Today is Valentine’s Day, a day of sharing between loved ones; A perfect occasion to recognize how important file-sharing is to the freedom of the internet. It’s not only SOPA and PIPA that we have to worry about now, it’s about the future of file-sharing servers in the wake of the arrest of Megaupload founder Kim Dotcom. The U.S. Federal Government seems to be on a rampage to bring copyright infringer’s to justice, which is already instilling fear in other established file-sharing sites, including Amazon, Dropbox, and Rapidshare.
FileSonic has already bowed to pressure after the following message appeared on their homepage:
It reads “All sharing functionality on Filesonic is now disabled. Our service can only be used to upload and retrieve files that you have uploaded personally.”
Mike Masnick, editor of the Techdirt blog, expressed concern about legitimate services (“who do things like de-duplification, or have legitimate backup services”) going under as a result of pressure from the law.
“If you’re running Amazon S3 or Dropbox, do you now suddenly change how you do business, just to avoid the possibility of being accused of racketeering and criminal copyright infringement? That’s worrisome.”
One file-share service that claims they will never be taken offline has recently emerged from the woodwork. Tribler was developed by researchers at the Delft University of Technology in the Netherlands as a way to share files without centralized servers.
“With Tribler, we have achieved zero-seconds downtime over the past six years, all because we don’t rely on shaky foundations such as DNS, web servers or search portraits,” says Tribler leader Dr. Pouwelse.
WebPal knows that file-sharing is all about content, collaboration and control. It easily enables users to share documents with other WebPal users or through email, tracks updates through an activity log and allows admins to control access to all documents.

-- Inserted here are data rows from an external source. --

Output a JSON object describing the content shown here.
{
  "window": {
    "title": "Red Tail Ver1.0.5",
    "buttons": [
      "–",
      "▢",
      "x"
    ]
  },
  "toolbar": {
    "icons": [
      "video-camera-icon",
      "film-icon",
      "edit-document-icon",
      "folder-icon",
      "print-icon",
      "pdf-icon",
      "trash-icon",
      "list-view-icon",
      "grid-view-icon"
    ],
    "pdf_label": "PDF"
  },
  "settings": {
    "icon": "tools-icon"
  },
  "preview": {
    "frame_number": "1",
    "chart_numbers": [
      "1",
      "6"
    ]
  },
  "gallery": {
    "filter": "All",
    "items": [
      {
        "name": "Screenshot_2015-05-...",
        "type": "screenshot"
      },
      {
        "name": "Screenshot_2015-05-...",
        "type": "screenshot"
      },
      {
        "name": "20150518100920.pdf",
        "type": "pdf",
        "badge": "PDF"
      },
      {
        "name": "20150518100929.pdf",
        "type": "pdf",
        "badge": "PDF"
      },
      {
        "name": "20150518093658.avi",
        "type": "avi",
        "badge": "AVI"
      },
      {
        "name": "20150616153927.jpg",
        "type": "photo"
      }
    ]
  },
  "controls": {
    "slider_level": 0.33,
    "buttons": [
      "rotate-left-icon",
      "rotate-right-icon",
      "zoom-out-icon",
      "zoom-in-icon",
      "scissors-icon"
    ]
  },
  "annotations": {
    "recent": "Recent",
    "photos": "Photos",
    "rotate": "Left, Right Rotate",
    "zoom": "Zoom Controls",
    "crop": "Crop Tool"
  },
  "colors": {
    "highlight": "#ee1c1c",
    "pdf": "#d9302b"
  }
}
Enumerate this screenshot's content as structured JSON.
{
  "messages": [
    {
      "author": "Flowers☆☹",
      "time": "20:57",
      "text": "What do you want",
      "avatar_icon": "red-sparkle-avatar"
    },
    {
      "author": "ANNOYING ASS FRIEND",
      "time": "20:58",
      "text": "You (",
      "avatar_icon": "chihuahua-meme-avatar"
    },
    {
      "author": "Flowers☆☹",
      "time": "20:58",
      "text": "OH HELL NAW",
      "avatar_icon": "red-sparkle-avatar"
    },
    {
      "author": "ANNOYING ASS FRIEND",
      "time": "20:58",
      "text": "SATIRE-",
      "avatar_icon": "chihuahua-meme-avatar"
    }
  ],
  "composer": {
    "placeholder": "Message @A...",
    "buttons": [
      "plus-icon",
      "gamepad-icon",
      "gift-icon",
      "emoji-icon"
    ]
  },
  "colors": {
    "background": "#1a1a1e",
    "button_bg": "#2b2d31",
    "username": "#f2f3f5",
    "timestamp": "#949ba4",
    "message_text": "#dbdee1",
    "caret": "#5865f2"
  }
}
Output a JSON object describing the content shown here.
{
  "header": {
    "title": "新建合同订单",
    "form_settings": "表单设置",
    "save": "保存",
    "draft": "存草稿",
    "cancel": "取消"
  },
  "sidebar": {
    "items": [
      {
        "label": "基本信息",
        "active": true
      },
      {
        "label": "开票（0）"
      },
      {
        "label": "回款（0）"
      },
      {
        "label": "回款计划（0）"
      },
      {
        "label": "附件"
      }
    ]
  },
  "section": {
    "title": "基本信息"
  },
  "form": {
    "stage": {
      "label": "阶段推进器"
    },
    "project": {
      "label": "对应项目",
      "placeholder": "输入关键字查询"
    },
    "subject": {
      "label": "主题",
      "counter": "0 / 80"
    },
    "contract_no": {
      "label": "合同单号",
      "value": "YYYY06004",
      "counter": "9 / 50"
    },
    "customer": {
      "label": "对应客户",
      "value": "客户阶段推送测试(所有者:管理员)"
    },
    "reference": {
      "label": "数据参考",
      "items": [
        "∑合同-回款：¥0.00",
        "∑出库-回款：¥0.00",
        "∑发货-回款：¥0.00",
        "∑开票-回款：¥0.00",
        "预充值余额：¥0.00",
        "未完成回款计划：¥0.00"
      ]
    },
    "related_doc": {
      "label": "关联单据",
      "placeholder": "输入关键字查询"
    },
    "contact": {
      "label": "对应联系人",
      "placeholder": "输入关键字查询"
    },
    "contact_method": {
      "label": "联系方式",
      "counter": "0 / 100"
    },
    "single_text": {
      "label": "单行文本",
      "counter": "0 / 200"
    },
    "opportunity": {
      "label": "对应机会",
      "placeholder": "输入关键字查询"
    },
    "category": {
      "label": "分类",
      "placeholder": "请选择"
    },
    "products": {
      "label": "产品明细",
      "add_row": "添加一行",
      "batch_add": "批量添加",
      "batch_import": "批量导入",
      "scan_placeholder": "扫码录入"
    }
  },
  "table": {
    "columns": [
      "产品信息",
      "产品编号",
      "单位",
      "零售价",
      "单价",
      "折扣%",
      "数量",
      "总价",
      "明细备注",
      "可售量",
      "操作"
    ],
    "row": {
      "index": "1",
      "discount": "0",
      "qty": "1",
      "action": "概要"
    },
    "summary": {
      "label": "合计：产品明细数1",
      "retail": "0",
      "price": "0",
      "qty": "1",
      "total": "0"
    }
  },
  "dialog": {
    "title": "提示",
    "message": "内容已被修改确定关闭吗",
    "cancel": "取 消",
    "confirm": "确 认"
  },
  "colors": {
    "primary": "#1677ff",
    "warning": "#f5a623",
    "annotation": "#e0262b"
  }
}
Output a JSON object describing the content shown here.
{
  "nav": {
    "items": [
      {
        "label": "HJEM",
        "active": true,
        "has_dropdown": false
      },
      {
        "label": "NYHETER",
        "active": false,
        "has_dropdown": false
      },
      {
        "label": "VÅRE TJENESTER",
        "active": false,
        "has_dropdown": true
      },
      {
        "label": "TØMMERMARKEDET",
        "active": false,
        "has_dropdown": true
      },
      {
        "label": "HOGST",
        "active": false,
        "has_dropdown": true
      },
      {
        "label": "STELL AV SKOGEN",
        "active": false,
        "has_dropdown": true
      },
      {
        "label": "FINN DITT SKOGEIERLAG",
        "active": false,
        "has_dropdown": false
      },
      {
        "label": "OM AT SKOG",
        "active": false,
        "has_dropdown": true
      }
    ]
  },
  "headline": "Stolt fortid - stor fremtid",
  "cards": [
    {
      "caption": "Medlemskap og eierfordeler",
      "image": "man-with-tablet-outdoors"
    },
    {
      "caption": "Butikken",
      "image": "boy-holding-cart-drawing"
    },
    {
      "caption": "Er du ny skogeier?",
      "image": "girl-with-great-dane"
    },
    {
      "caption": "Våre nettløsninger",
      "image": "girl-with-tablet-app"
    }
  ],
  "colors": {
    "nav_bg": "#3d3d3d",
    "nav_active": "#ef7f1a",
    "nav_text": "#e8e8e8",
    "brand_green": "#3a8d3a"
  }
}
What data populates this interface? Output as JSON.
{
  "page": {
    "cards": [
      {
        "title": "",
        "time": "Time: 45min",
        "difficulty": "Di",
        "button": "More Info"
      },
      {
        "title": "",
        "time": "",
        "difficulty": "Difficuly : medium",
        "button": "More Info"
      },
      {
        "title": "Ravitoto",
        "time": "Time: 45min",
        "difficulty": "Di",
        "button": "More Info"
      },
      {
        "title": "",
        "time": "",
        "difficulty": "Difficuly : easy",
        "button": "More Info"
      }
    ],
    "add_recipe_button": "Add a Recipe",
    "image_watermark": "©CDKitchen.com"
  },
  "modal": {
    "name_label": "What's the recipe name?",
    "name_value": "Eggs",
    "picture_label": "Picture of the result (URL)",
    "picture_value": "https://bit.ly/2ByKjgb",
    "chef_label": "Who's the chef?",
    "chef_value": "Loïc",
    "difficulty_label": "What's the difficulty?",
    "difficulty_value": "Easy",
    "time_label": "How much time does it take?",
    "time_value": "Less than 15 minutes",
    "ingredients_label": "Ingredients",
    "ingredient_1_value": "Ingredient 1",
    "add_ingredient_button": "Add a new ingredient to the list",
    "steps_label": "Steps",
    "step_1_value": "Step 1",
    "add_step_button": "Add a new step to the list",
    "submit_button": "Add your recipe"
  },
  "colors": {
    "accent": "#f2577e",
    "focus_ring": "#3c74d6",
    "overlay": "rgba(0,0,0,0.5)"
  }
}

The Internet and file-sharing go hand-in-hand. The law and the entertainment industry may have no choice but to take a leaf out of the Care Bear book and accept that sharing is caring.